§ Description of the task: Return, from the data that follows, each line that holds the word "JSON".

Data for this exercise section start

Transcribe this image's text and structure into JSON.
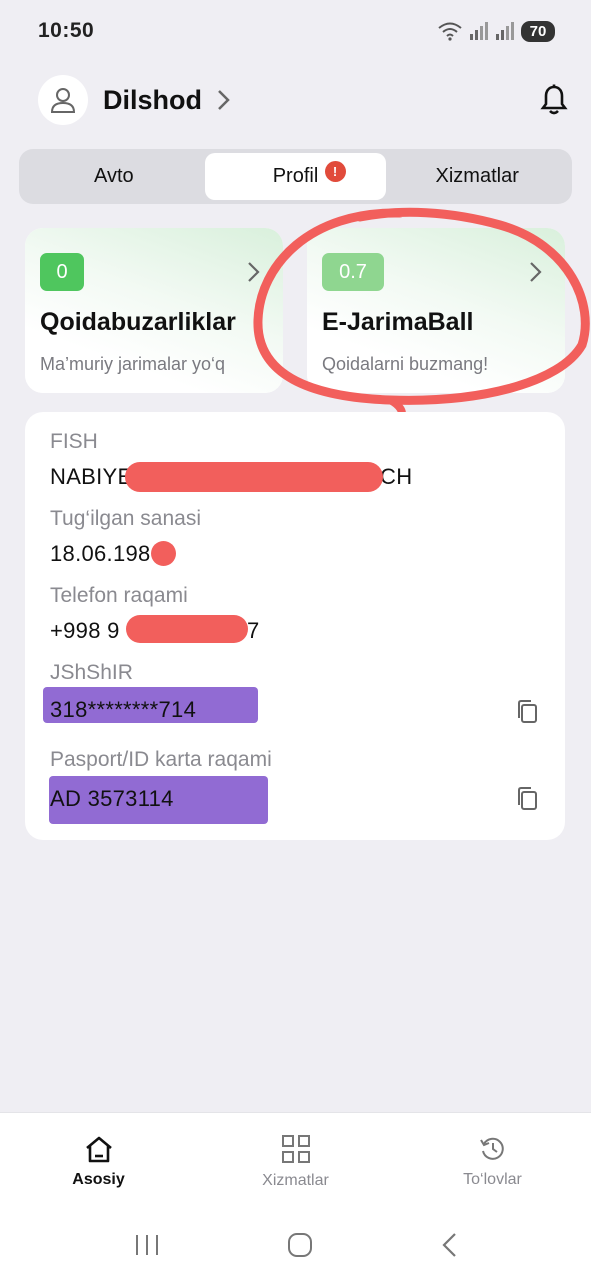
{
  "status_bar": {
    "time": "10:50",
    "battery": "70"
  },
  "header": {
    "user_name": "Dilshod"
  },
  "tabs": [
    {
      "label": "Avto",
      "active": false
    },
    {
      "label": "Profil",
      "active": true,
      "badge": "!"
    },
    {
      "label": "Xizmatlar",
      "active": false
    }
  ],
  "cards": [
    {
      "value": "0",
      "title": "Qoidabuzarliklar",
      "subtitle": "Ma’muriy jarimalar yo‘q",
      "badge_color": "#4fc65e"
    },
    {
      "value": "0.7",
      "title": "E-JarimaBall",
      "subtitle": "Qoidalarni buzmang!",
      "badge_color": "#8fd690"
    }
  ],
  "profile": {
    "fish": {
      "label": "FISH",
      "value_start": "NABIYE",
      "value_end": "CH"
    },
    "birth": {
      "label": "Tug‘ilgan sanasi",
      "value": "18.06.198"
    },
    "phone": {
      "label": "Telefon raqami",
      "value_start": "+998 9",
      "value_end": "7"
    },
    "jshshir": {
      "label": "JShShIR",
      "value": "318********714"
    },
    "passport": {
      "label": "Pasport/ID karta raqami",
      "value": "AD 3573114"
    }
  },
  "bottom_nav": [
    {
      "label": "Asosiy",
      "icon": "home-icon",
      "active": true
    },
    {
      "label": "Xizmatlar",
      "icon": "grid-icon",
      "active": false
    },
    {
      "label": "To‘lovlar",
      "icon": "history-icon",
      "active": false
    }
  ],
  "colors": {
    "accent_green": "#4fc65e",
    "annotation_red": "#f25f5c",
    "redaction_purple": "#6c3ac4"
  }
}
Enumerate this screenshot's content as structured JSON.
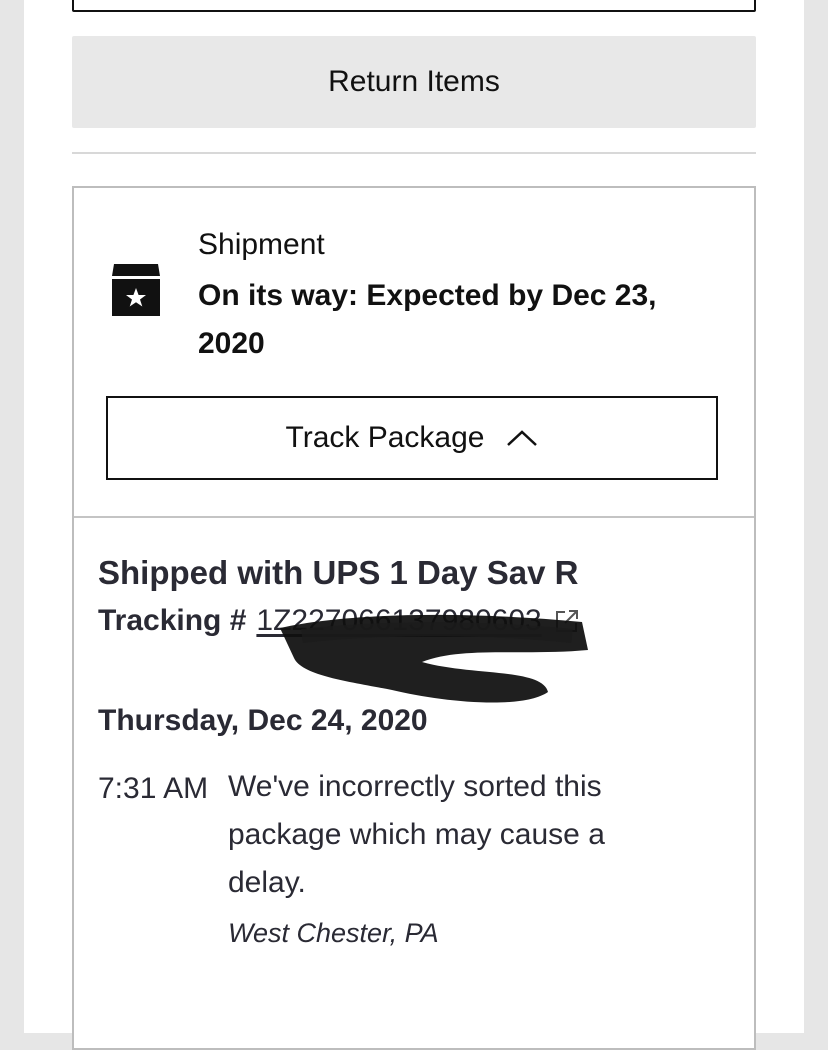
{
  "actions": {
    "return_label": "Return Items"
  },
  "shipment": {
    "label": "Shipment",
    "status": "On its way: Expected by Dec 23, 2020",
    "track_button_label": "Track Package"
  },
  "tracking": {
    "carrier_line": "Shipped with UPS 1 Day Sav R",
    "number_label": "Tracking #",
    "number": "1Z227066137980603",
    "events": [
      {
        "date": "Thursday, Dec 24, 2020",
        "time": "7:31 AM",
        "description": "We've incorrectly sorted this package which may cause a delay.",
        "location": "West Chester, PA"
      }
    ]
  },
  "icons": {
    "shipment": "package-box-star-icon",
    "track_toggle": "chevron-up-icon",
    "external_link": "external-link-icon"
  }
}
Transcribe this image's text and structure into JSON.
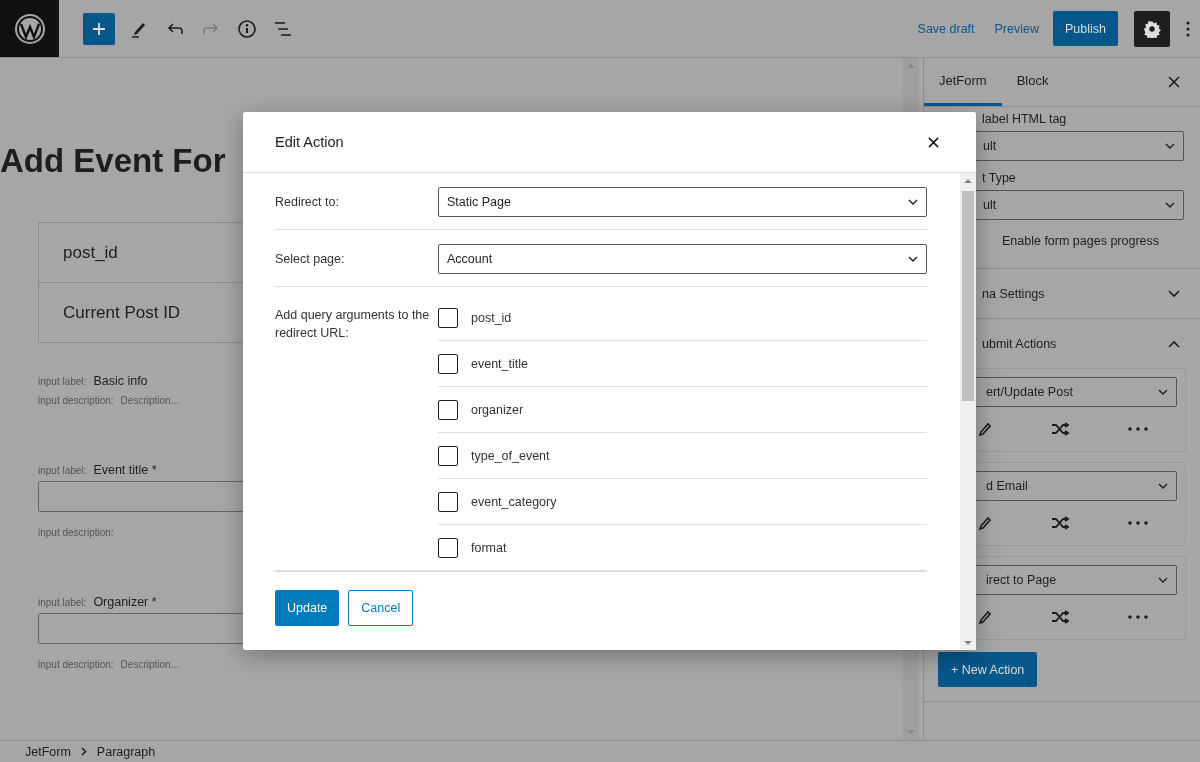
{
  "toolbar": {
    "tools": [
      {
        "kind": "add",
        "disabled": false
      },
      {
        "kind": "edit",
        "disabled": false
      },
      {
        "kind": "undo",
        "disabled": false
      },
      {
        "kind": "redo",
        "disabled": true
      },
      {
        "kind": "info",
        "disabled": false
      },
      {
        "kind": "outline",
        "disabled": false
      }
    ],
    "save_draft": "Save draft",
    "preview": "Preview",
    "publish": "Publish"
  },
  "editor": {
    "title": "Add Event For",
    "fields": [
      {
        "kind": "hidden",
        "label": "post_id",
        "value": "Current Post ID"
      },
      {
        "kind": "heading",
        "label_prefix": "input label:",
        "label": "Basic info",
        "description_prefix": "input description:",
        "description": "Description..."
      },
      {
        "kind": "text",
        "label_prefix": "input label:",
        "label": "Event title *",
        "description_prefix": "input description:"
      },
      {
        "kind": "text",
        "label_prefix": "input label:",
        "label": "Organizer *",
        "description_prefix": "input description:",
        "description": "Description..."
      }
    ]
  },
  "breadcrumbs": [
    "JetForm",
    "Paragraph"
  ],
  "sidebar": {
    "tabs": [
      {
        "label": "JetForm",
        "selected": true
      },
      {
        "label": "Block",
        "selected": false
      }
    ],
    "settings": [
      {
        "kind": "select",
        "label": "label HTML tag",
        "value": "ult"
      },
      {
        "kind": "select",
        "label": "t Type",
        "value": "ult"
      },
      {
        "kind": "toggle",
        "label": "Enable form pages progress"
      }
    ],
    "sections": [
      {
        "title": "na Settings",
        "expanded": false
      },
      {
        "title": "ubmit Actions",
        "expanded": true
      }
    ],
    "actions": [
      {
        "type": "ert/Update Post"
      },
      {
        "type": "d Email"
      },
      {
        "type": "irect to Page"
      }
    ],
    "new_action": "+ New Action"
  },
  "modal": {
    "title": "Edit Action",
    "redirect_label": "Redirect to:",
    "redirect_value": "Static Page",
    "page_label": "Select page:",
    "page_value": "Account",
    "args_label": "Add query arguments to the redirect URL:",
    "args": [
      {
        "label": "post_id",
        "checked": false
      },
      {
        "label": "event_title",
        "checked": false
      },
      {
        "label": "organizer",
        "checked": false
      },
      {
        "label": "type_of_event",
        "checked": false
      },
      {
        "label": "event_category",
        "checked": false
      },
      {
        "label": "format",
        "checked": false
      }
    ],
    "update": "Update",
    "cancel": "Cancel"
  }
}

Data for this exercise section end
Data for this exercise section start

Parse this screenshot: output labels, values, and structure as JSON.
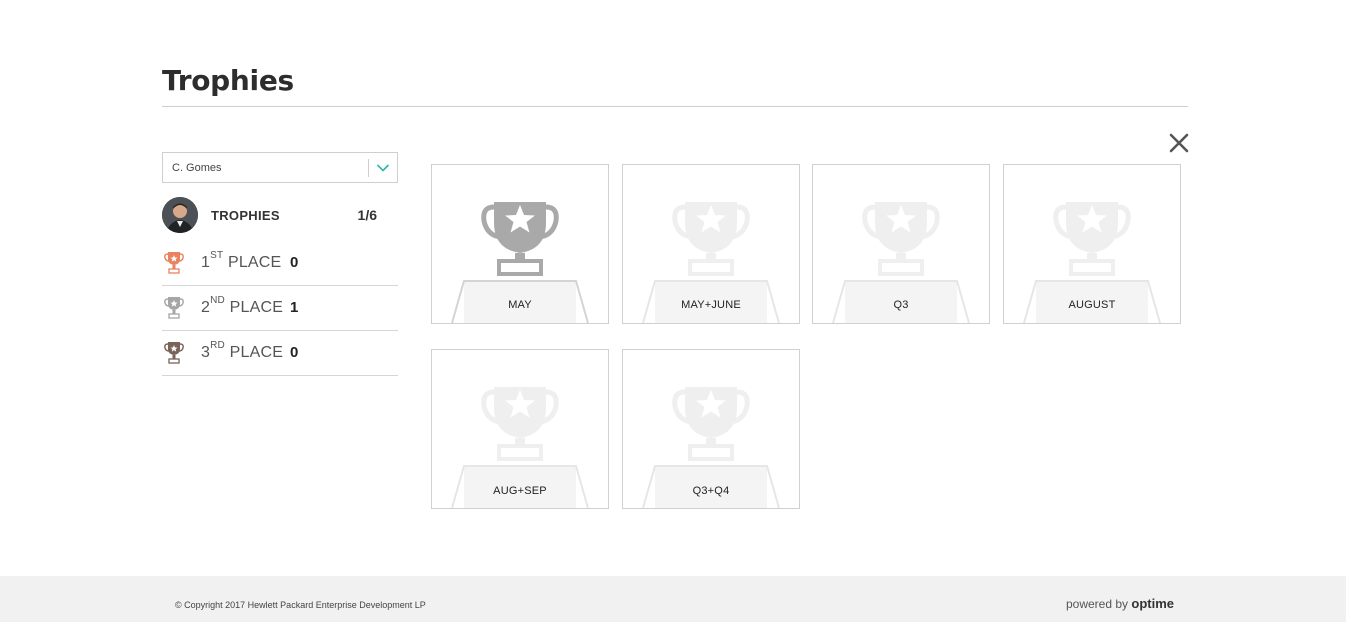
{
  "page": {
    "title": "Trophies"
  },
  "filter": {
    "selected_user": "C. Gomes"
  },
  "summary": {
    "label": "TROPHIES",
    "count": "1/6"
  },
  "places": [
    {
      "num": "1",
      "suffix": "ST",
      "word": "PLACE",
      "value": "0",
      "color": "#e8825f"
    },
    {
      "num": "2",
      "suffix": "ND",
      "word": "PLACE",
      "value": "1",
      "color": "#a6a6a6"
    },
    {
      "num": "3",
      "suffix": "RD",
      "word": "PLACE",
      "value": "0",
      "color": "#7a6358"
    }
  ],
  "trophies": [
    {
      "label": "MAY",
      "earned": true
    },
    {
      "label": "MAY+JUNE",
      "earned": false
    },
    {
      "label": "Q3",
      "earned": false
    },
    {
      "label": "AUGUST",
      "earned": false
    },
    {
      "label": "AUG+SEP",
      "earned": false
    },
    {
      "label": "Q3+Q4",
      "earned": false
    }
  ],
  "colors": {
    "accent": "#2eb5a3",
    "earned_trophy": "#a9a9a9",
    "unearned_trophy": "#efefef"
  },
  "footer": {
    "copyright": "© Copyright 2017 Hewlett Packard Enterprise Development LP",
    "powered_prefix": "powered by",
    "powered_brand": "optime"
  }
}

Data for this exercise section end
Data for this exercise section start

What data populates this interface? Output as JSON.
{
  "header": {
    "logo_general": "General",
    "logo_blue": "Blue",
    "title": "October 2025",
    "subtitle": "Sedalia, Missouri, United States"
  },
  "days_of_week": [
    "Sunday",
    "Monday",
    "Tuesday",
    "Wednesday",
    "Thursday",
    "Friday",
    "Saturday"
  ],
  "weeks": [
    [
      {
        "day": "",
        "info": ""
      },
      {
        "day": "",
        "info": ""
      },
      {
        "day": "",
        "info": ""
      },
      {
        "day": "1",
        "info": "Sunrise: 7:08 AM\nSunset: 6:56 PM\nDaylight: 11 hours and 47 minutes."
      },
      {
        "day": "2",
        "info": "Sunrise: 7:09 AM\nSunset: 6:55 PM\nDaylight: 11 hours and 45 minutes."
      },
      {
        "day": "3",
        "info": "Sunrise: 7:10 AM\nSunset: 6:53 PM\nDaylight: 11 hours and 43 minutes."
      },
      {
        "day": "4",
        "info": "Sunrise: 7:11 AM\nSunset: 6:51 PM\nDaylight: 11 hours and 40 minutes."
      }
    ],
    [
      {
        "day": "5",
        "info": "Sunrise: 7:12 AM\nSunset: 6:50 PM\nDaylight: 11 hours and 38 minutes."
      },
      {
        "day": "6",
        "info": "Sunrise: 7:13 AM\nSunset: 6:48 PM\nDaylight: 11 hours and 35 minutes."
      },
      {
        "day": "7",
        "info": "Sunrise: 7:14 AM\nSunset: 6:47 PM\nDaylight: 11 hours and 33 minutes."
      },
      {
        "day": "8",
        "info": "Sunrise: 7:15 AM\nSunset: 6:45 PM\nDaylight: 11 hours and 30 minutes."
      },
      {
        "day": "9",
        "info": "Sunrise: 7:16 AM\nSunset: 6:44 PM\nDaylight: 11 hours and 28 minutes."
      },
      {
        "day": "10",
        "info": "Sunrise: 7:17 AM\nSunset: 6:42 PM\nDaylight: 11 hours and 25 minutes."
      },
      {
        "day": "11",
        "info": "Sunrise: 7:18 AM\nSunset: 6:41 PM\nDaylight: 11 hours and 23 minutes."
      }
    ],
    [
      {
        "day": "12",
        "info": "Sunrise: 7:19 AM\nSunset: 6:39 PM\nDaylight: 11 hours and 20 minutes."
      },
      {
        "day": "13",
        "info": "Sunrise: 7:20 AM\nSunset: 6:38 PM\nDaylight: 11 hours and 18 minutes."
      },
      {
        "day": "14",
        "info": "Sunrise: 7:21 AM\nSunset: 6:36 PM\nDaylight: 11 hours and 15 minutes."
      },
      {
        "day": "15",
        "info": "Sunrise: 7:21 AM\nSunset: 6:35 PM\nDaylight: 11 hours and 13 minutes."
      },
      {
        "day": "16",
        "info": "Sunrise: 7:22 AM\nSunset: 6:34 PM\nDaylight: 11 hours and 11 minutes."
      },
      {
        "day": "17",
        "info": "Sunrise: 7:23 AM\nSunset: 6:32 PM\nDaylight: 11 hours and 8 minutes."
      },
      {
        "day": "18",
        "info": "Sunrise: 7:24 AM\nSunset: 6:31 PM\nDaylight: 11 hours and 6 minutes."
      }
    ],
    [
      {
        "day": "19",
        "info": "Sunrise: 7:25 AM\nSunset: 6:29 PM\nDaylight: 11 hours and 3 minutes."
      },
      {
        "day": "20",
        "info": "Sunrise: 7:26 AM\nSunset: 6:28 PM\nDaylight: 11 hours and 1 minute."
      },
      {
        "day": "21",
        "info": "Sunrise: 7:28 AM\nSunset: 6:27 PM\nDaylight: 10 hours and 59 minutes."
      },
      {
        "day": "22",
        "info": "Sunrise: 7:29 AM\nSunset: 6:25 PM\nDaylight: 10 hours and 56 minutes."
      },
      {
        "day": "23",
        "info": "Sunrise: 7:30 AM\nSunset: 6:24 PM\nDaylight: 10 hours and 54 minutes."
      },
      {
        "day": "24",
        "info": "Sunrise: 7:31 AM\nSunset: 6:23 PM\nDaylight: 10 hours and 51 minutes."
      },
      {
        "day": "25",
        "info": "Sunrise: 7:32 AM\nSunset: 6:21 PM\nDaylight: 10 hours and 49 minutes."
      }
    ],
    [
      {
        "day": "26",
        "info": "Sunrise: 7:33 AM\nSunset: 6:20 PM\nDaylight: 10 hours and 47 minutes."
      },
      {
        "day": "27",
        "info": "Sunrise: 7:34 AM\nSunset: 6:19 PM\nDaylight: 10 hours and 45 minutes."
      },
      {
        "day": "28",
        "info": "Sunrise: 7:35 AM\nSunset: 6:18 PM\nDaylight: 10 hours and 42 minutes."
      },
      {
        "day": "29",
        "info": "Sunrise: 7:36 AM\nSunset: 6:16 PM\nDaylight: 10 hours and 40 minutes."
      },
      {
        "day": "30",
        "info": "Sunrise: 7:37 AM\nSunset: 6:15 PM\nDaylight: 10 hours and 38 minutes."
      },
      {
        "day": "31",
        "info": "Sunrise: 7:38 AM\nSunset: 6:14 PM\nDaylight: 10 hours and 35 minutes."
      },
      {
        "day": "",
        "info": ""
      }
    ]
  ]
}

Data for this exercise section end

§ Result for this task:
Transcribe this image's text and structure into JSON.
Enumerate this screenshot's content as structured JSON.
Transcribe this image's text and structure into JSON.
Parse this screenshot: output labels, values, and structure as JSON.
What data populates this interface? Output as JSON.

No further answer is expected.